Perfect! In this piece, author Brandon Vogt tries to disprove 10 common arguments for same-sex marriage, and in doing so manages to highlight the most common mistakes of his own camp. Rebutting him is a kind of back-to-the-basics exercise, certainly useful for me, and hopefully for some of you, too. I’ll hit each of his 10 points in a separate post, starting with this first entry in his list of “our” arguments:
1. Marriage has evolved throughout history, so it can change again.
Different cultures have treated marriage differently. Some promoted arranged marriages. Others tied marriage to dowries. Still others saw marriage as a political relationship through which they could forge family alliances. But all these variations still embraced the fundamental, unchanging essence of marriage. They still saw it, in general, as a public, lifelong partnership between one man and one woman for the sake of generating and raising children.
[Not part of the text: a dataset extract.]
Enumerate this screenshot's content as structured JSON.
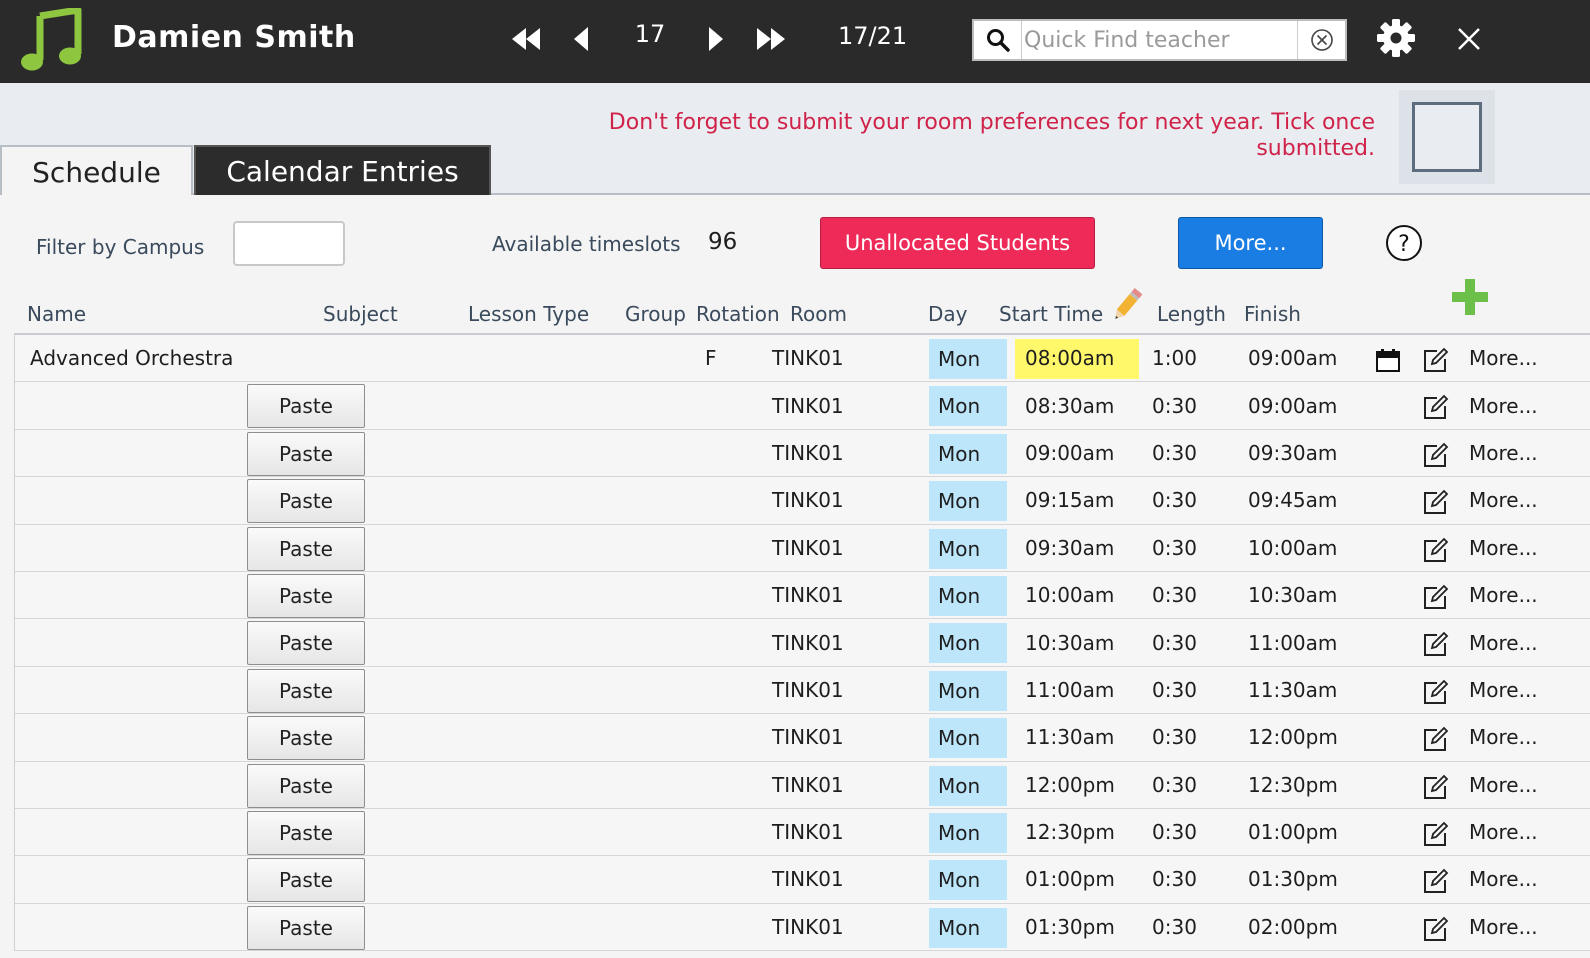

Hmm. “…the fundamental unchanging essence of marriage.” According to whom? Under the guise of proving that one-man-one-woman is an essential part of marriage, Vogt ends up merely assuming it to be so. In a reasoned debate, you can’ t just assume your conclusion is true as a means of proving your conclusion is true. It’s true because it’s true, and we know that it’s true because it’s true. That a nice little circular fail.
Here’s another failure: “They still saw it, in general, as a…” Emphasis added. In general is shorthand for, “People didn’t always see it this way in every instance, but I’m going to evade saying so because I don’t want to explain why my iron-clad rule isn’t actually iron-clad.”
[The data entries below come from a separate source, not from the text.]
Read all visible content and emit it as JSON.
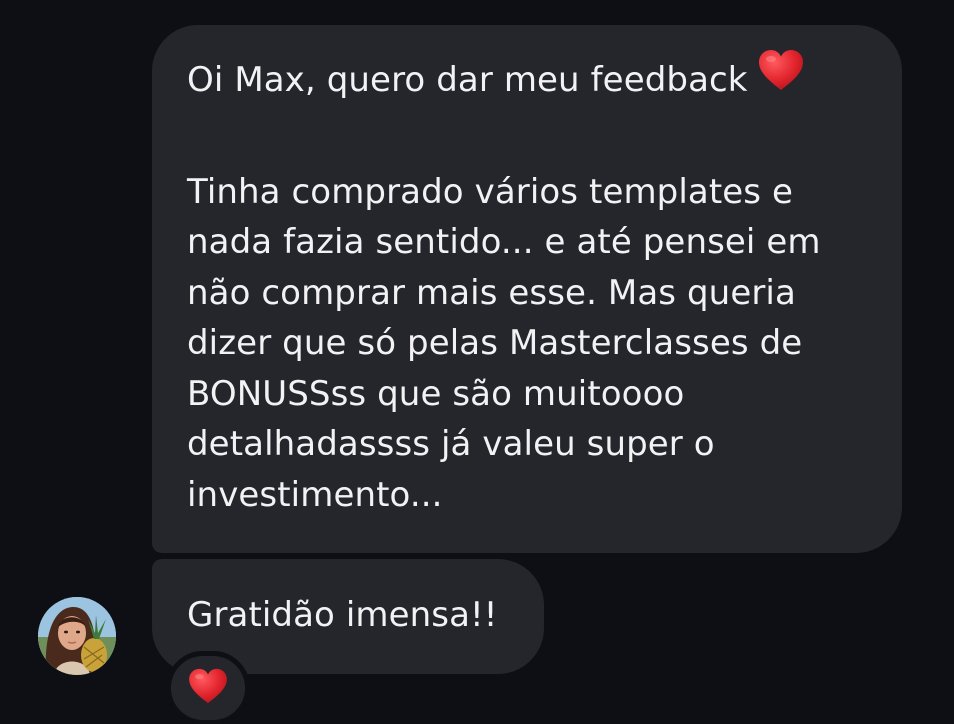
{
  "conversation": {
    "messages": [
      {
        "lines": [
          "Oi Max, quero dar meu feedback",
          "Tinha comprado vários templates e",
          "nada fazia sentido... e até pensei em",
          "não comprar mais esse. Mas queria",
          "dizer que só pelas Masterclasses de",
          "BONUSSss que são muitoooo",
          "detalhadassss já valeu super o",
          "investimento..."
        ],
        "emoji": "heart-emoji"
      },
      {
        "text": "Gratidão imensa!!"
      }
    ],
    "reaction": {
      "emoji": "heart-emoji"
    },
    "sender_avatar": "avatar"
  },
  "colors": {
    "background": "#0d0f14",
    "bubble": "#25262b",
    "text": "#f2f2f4",
    "heart": "#e3262f"
  }
}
This understanding predates any government or religion. It’s a pre-political, pre-religious institution evident even in cultures that had no law or faith to promote it.
This is one of our opponents’ silliest contradictions. On the one hand, they say marriage a pre-political, pre-religious institution that exists fully and completely in the absence of laws. Yet our opponents deride opposite-sex couples who don’t marry under those laws as shacking up, or living in sin. They draw a firm line between civil marriage and mere cohabitation, and they give us data showing that civil marriage is better. Obviously, then, when they speak of marriage as pre-political and pre-religious, independent of laws, they don’t really believe it. Or perhaps they’re blind to the contradiction, happily holding conflicting views without ever realizing it, changing back and forth depending on whether gays are the topic of conversation. (You know, if only we had a word for an aversion to homosexuality so powerful that it interfered with one’s ability to reason.)
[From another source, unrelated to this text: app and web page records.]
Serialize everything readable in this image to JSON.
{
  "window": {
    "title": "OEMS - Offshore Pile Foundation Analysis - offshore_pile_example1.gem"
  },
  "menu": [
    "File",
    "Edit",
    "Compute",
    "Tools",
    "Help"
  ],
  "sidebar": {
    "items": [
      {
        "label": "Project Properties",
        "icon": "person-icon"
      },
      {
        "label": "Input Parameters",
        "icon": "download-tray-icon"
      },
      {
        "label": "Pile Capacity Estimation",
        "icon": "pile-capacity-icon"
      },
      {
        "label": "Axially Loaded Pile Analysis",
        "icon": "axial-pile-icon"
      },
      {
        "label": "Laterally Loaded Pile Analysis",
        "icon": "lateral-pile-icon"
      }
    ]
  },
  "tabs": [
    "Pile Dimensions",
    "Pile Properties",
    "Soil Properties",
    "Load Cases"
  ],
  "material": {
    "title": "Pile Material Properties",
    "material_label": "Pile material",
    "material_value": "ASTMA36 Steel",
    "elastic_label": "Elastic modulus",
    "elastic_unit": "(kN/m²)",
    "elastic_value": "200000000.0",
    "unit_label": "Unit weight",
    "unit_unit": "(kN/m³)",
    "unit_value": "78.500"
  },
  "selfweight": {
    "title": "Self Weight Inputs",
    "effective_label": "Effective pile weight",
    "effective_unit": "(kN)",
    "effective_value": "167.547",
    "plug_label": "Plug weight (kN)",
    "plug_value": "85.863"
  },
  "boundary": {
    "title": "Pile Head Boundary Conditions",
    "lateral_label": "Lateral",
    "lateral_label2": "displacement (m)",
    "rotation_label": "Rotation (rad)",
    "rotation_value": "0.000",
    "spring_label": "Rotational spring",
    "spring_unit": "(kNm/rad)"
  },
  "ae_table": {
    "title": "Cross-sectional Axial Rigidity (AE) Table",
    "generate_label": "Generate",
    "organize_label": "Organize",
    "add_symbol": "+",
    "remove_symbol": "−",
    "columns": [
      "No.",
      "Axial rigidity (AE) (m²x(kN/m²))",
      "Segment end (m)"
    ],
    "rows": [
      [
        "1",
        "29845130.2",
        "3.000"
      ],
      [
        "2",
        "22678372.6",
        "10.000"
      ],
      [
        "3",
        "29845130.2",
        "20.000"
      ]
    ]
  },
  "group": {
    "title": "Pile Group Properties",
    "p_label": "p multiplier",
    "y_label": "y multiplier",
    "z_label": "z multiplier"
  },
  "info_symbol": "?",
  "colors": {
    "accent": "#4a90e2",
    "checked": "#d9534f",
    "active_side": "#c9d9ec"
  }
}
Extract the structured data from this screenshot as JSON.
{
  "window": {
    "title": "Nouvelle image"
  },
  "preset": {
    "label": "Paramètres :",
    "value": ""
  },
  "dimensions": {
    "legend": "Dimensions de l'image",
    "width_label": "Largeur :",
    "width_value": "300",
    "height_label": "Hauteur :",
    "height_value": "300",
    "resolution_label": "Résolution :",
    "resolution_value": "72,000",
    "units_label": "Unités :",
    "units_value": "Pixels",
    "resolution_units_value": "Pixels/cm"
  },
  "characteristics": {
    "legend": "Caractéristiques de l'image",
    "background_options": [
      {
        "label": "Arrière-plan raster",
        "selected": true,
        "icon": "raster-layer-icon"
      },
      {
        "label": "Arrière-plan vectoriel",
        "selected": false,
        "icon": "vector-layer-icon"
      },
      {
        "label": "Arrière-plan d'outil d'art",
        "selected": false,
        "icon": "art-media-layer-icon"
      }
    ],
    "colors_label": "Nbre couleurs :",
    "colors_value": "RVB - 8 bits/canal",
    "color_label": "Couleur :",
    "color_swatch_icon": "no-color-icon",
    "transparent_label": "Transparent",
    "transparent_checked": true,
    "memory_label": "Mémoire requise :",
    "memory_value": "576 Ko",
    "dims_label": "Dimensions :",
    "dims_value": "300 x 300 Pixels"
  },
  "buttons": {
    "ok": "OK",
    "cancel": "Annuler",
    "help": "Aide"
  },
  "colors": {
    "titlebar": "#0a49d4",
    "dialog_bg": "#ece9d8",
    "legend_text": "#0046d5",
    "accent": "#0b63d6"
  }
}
The other problem is that Vogt’s camp likes to say the government cannot define marriage; it can only recognize it. In that case, though, it makes perfect sense to say gays and lesbians started marrying long before the laws or churches permitted it, that we’ve been marrying as long as we’ve been pairing up in committed relationships. By this reasoning, we have gay marriage in every state and country right now, so our opponents should really be agitating for the government to catch up and recognize it!
Vogt finishes up with an irrelevancy.
Yet, even supposing the essence of marriage could change, would that mean it should? We know from other areas of life such as medical research and nuclear physics that just because you can do something doesn’t mean you ought. After all, such action may not be ethical or serve the common good. Even if this argument had historical basis, it would not necessarily be a good reason to change the meaning of marriage.
That’s right, actually. But then, this argument isn’t mean to explain why we should allow same-sex marriage, and if he’s pretending otherwise he’s setting up a straw man. When we talk about the evolution of marriage, we’re simply pointing out how ridiculous our opponent are when they claim marriage cannot change because it never has. Which truly is ridiculous, not just on historical grounds but on logical grounds as well.
Tomorrow: Vogt takes on “Same-sex marriage is primarily about equality.”